# EXERCISE GOAL
All of the entries below are to be copied word for word.

(Records from a data source)
-=-=-=-=-
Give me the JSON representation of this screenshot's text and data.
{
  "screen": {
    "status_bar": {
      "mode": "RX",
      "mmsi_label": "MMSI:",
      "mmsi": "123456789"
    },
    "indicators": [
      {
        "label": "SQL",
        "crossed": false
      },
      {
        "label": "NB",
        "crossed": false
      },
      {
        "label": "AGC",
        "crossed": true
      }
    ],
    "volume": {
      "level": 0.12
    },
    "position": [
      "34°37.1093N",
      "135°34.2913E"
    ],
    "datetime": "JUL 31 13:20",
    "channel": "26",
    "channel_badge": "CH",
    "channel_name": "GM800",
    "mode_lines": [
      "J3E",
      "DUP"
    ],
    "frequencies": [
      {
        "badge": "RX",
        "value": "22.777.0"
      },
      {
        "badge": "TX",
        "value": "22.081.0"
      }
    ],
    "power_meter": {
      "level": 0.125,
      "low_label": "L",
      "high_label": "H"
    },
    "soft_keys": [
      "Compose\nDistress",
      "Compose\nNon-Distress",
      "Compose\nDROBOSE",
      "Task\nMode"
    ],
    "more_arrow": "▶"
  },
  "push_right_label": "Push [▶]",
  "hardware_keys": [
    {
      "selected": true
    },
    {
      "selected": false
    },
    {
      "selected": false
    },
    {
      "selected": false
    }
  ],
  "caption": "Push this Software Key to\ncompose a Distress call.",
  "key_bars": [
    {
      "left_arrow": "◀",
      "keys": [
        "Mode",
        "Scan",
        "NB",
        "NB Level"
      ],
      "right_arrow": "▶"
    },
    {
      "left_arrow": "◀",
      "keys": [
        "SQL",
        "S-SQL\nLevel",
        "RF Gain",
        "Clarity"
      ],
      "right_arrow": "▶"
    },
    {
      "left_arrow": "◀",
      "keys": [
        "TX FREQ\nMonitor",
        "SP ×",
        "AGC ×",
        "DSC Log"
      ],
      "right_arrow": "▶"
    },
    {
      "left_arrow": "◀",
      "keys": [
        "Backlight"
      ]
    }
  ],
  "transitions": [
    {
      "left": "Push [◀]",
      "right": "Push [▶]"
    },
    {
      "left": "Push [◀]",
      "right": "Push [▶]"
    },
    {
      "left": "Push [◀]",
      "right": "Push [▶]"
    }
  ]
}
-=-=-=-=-
# TASK SOLUTION
Give me the JSON representation of this screenshot's text and data.
{
  "screen": {
    "status_bar": {
      "mode": "RX",
      "mmsi_label": "MMSI:",
      "mmsi": "123456789"
    },
    "indicators": [
      {
        "label": "SQL",
        "crossed": false
      },
      {
        "label": "NB",
        "crossed": false
      },
      {
        "label": "AGC",
        "crossed": true
      }
    ],
    "volume": {
      "level": 0.12
    },
    "position": [
      "34°37.1093N",
      "135°34.2913E"
    ],
    "datetime": "JUL 31 13:20",
    "channel": "26",
    "channel_badge": "CH",
    "channel_name": "GM800",
    "mode_lines": [
      "J3E",
      "DUP"
    ],
    "frequencies": [
      {
        "badge": "RX",
        "value": "22.777.0"
      },
      {
        "badge": "TX",
        "value": "22.081.0"
      }
    ],
    "power_meter": {
      "level": 0.125,
      "low_label": "L",
      "high_label": "H"
    },
    "soft_keys": [
      "Compose\nDistress",
      "Compose\nNon-Distress",
      "Compose\nDROBOSE",
      "Task\nMode"
    ],
    "more_arrow": "▶"
  },
  "push_right_label": "Push [▶]",
  "hardware_keys": [
    {
      "selected": true
    },
    {
      "selected": false
    },
    {
      "selected": false
    },
    {
      "selected": false
    }
  ],
  "caption": "Push this Software Key to\ncompose a Distress call.",
  "key_bars": [
    {
      "left_arrow": "◀",
      "keys": [
        "Mode",
        "Scan",
        "NB",
        "NB Level"
      ],
      "right_arrow": "▶"
    },
    {
      "left_arrow": "◀",
      "keys": [
        "SQL",
        "S-SQL\nLevel",
        "RF Gain",
        "Clarity"
      ],
      "right_arrow": "▶"
    },
    {
      "left_arrow": "◀",
      "keys": [
        "TX FREQ\nMonitor",
        "SP ×",
        "AGC ×",
        "DSC Log"
      ],
      "right_arrow": "▶"
    },
    {
      "left_arrow": "◀",
      "keys": [
        "Backlight"
      ]
    }
  ],
  "transitions": [
    {
      "left": "Push [◀]",
      "right": "Push [▶]"
    },
    {
      "left": "Push [◀]",
      "right": "Push [▶]"
    },
    {
      "left": "Push [◀]",
      "right": "Push [▶]"
    }
  ]
}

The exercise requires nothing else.